As if your kid will care, Rugrats Go Wild! is a cross between the shows Rugrats and The Wild Thornberrys, in which a Rugrats family vacation leads to being stranded on a deserted island. The only other inhabitants are the Thornberrys, a dysfunctional set of explorers with a souped-up RV that makes the new Lexus SUVs look like bumper cars. The adults get the idea to start going Lord of the Flies. The babies get the idea to start going exploring, and I get the idea to leave the theatre before dealing with an extra hour and a half of wasted time.
Continue reading: Rugrats Go Wild! Review
To start with, Grandpa Lou has gotten remarried (leading into, by the way, an excellent parody of The Godfather in the first scene) and all Chuckie wants is a mommy. Meanwhile, Stu Pickles gets a call from Paris demanding that he come to fix a giant mechanical Reptar (a wonderful running Godzilla/Pokemon spoof gag from the series) which he designed.
Continue reading: Rugrats In Paris: The Movie Review
Maybe it's just me, but doesn't it seem flagrantly irresponsible to market a cartoon to kids in which a diaper brigade of babies have wonderful adventures when they wander away from their parents and get lost?

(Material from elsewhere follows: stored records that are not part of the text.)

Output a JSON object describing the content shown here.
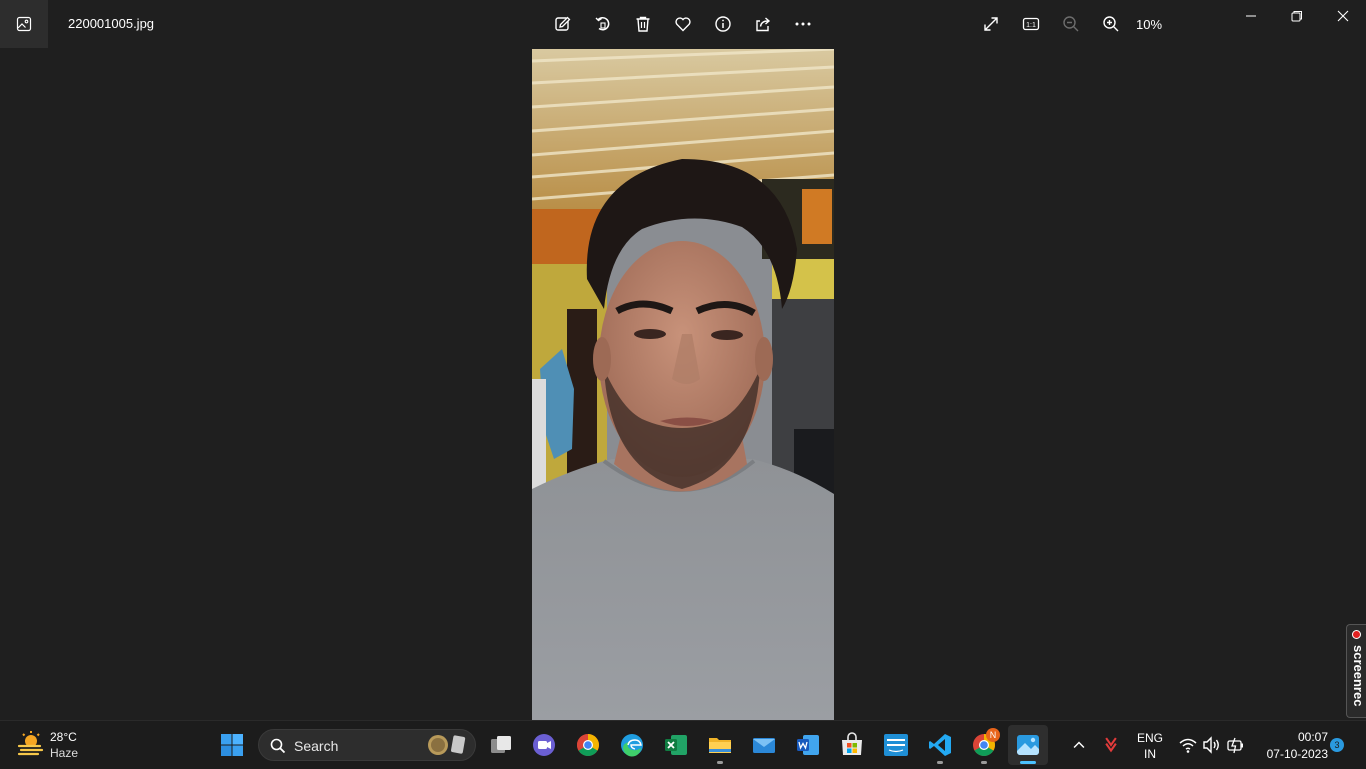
{
  "window": {
    "filename": "220001005.jpg",
    "zoom_level": "10%"
  },
  "toolbar": {
    "icons": [
      "edit-icon",
      "rotate-icon",
      "delete-icon",
      "favorite-icon",
      "info-icon",
      "share-icon",
      "more-icon"
    ],
    "view_icons": [
      "fullscreen-icon",
      "actual-size-icon",
      "zoom-out-icon",
      "zoom-in-icon"
    ],
    "actual_size_label": "1:1"
  },
  "screenrec": {
    "label": "screenrec"
  },
  "taskbar": {
    "weather": {
      "temp": "28°C",
      "condition": "Haze"
    },
    "search": {
      "placeholder": "Search"
    },
    "apps": [
      "start",
      "task-view",
      "teams-meet",
      "chrome",
      "edge",
      "excel",
      "file-explorer",
      "mail",
      "word",
      "microsoft-store",
      "prime-video",
      "vscode",
      "chrome-profile",
      "photos"
    ],
    "chrome_profile_badge": "N",
    "tray": {
      "language": "ENG",
      "region": "IN",
      "time": "00:07",
      "date": "07-10-2023",
      "notification_count": "3"
    }
  },
  "colors": {
    "background": "#1f1f1f",
    "taskbar": "#1c1c1c",
    "accent": "#4cc2ff"
  }
}
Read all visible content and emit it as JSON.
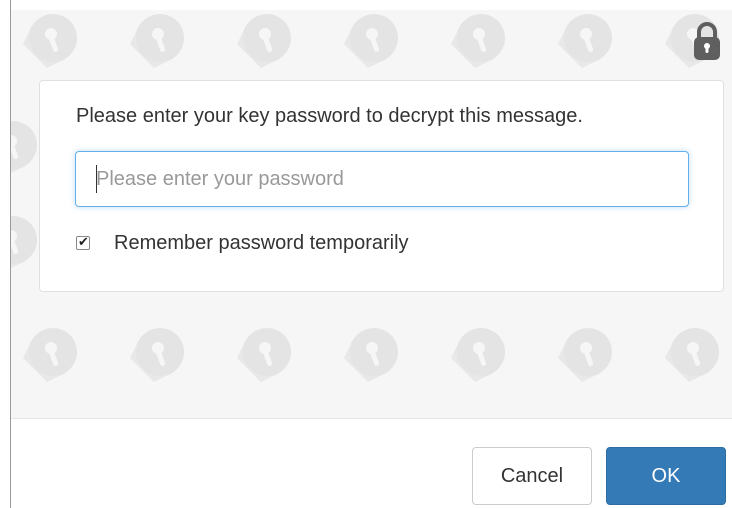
{
  "dialog": {
    "prompt": "Please enter your key password to decrypt this message.",
    "password": {
      "value": "",
      "placeholder": "Please enter your password"
    },
    "remember": {
      "label": "Remember password temporarily",
      "checked": true
    }
  },
  "footer": {
    "cancel_label": "Cancel",
    "ok_label": "OK"
  },
  "icons": {
    "header": "lock-icon",
    "background": "lock-pattern"
  },
  "colors": {
    "primary": "#337ab7",
    "focus_border": "#66afe9",
    "pattern_bg": "#f6f6f6",
    "pattern_lock": "#e6e6e6"
  }
}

I've never seen the "Rugrats" TV show, but the plots of both nerve-grinding movies that the Nickelodeon series has spawned have involved children disappearing, and treated such events as a cornucopia of light-hearted entertainment.
I might be a little sensitive to the subject, but in a cultural climate in which kids seem to get kidnapped (and often murdered) more and more frequently, do we really want G-rated movies giving our little ones the impression that going missing is great fun?
Continue reading: Rugrats In Paris Review
One Marvel Universe star interviewed another, as part of Interview magazine's October edition.
You would have figured that with a show and movie series as delightfully cynical as...
Well, the Rugrats are back, and, as usual, they're way too sophisticated for their audience....